I think one of the other key takeaways from CTAD is the potential of diagnostic blood-based biomarkers for detecting AD, the advantage of which is that the tests are less invasive than current ones. Michelle Mielke's presentation at CTAD provided a great overview of how blood-based biomarkers should best be used in the clinic and some of the key steps to take before doing so. For instance, peripheral factors such as demographics and comorbidities could influence the levels of biomarkers in the blood. Randall Bateman's presentation was another standout from CTAD. He spoke about the relationship between plasma biomarkers and CSF measures of AŒ≤ 42/40, tau, and NfL species for tracking drug effects in clinical trials of Alzheimer's disease.

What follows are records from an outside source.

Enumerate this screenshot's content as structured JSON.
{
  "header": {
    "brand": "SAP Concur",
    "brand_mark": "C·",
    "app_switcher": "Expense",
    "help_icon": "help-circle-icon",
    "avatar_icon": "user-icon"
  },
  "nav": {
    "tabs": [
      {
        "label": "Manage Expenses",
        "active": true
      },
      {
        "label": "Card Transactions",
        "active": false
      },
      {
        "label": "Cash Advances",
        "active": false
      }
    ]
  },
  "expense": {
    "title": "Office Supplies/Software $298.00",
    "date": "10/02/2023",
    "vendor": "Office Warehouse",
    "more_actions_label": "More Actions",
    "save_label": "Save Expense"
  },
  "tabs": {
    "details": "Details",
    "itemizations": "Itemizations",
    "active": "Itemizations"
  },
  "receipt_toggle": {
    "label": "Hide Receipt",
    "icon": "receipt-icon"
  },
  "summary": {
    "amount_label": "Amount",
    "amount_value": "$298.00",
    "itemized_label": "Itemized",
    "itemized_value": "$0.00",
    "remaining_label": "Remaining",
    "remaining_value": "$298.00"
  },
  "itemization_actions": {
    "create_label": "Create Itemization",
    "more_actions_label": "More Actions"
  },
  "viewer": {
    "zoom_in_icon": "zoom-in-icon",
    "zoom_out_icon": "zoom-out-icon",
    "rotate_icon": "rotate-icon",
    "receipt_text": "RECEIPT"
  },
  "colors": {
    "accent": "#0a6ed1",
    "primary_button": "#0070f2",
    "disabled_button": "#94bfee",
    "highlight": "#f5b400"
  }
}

Lastly, the other interesting question remaining in the field is that not everyone who has elevated amyloid levels ends up developing clinical symptoms. We don't know why that is.
What did you learn about where the future of AD clinical drug development is headed?
Andrew: Given the results showing the efficacy of amyloid-clearing drugs, it follows that we‚Äôll likely see a push to broaden other aspects of the amyloid-beta pathway cascade. I expect we'll see clinical trials investigating combination therapies focused on multiple targets.
I also expect to see more companies in the neuroscience space (AD in particular) wanting to use next-generation tech, such as artificial intelligence, to run more efficient clinical trials and accelerate drug development. The Eisai and Roche clinical programs in AD reiterated the fact that running successful late-phase trials requires enrolling and retaining thousands of patients.
This is where a company like Unlearn can make a big impact. We partner with pharma and biotech companies to run smaller, faster trials called TwinRCTs™ that increase patient participation and retention.
How can TwinRCTs accelerate AD clinical drug development?
Andrew: TwinRCTs use AI-generated prognostic digital twins to run trials with smaller control arms that generate regulatory-suitable evidence. Unlearn's scientists recently conducted a retrospective analysis of a Phase 2 crenezumab study using prognostic digital twins to reduce the control arm size up to 35% while controlling for type-1 error. The results of this study were presented at the Alzheimer's Association International Conference. Future AD trials would benefit from using TwinRCTs to provide a greater number of trial patients with the chance to take the experimental treatment while also significantly accelerating clinical trial timelines.
Overall, this is an extremely exciting time for AD clinical drug development. All of us at Unlearn look forward to continuing our work with pharma and biotech companies helping to expedite bringing novel treatments to patients in need.
To learn more about how Unlearn's TwinRCT solution leverages AI-generated prognostic digital twins to produce regulatory suitable evidence and accelerate clinical drug development in AD, reach out to us at email@example.com.